Task statement —
Select all lines in the records that include "this".

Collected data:
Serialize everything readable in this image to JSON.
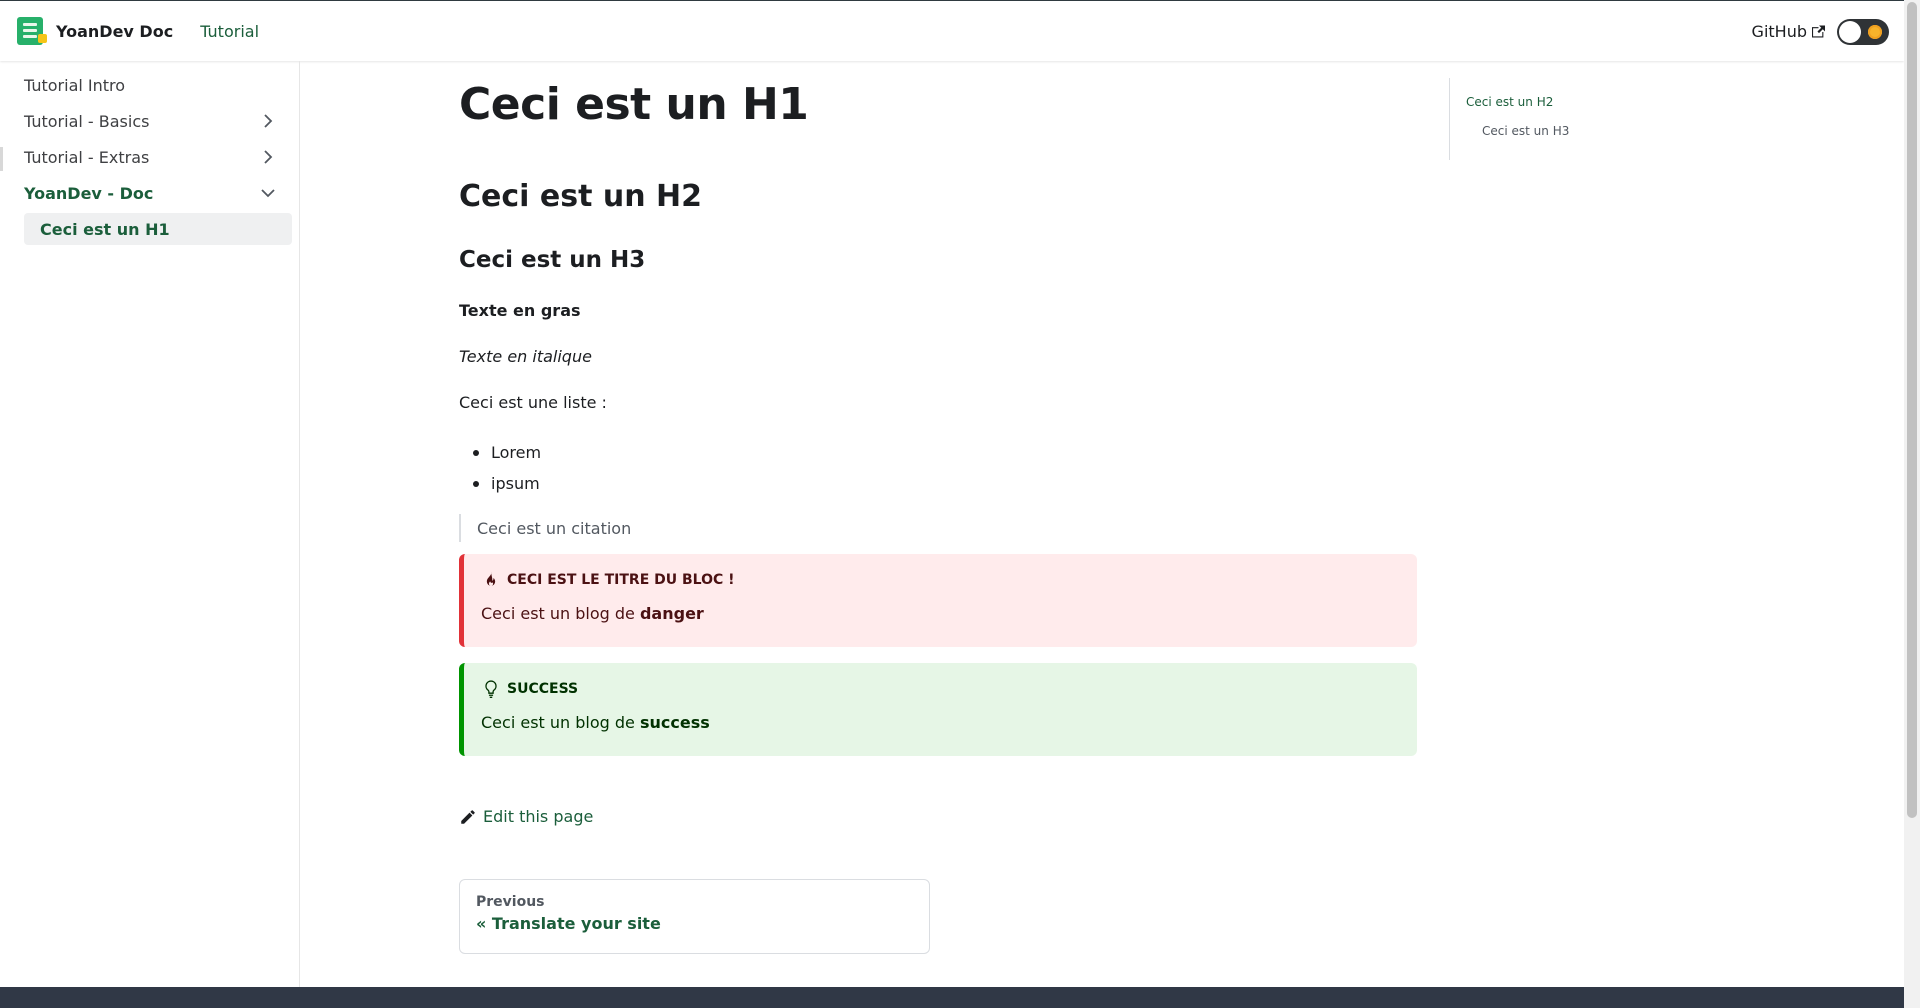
{
  "navbar": {
    "brand_title": "YoanDev Doc",
    "tutorial_link": "Tutorial",
    "github_link": "GitHub",
    "colors": {
      "accent": "#1b5e3b",
      "logo": "#27b06a"
    }
  },
  "sidebar": {
    "items": [
      {
        "label": "Tutorial Intro"
      },
      {
        "label": "Tutorial - Basics"
      },
      {
        "label": "Tutorial - Extras"
      },
      {
        "label": "YoanDev - Doc"
      }
    ],
    "sub_item": "Ceci est un H1"
  },
  "main": {
    "h1": "Ceci est un H1",
    "h2": "Ceci est un H2",
    "h3": "Ceci est un H3",
    "bold_text": "Texte en gras",
    "italic_text": "Texte en italique",
    "list_intro": "Ceci est une liste :",
    "list_items": [
      "Lorem",
      "ipsum"
    ],
    "quote": "Ceci est un citation",
    "danger": {
      "title": "CECI EST LE TITRE DU BLOC !",
      "text_prefix": "Ceci est un blog de ",
      "text_bold": "danger",
      "color": "#e13238"
    },
    "success": {
      "title": "SUCCESS",
      "text_prefix": "Ceci est un blog de ",
      "text_bold": "success",
      "color": "#009400"
    },
    "edit_link": "Edit this page",
    "pager": {
      "sub_label": "Previous",
      "label": "« Translate your site"
    }
  },
  "toc": {
    "items": [
      "Ceci est un H2",
      "Ceci est un H3"
    ]
  }
}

Answer space —
Serialize everything readable in this image to JSON.
    "edit_link": "Edit this page",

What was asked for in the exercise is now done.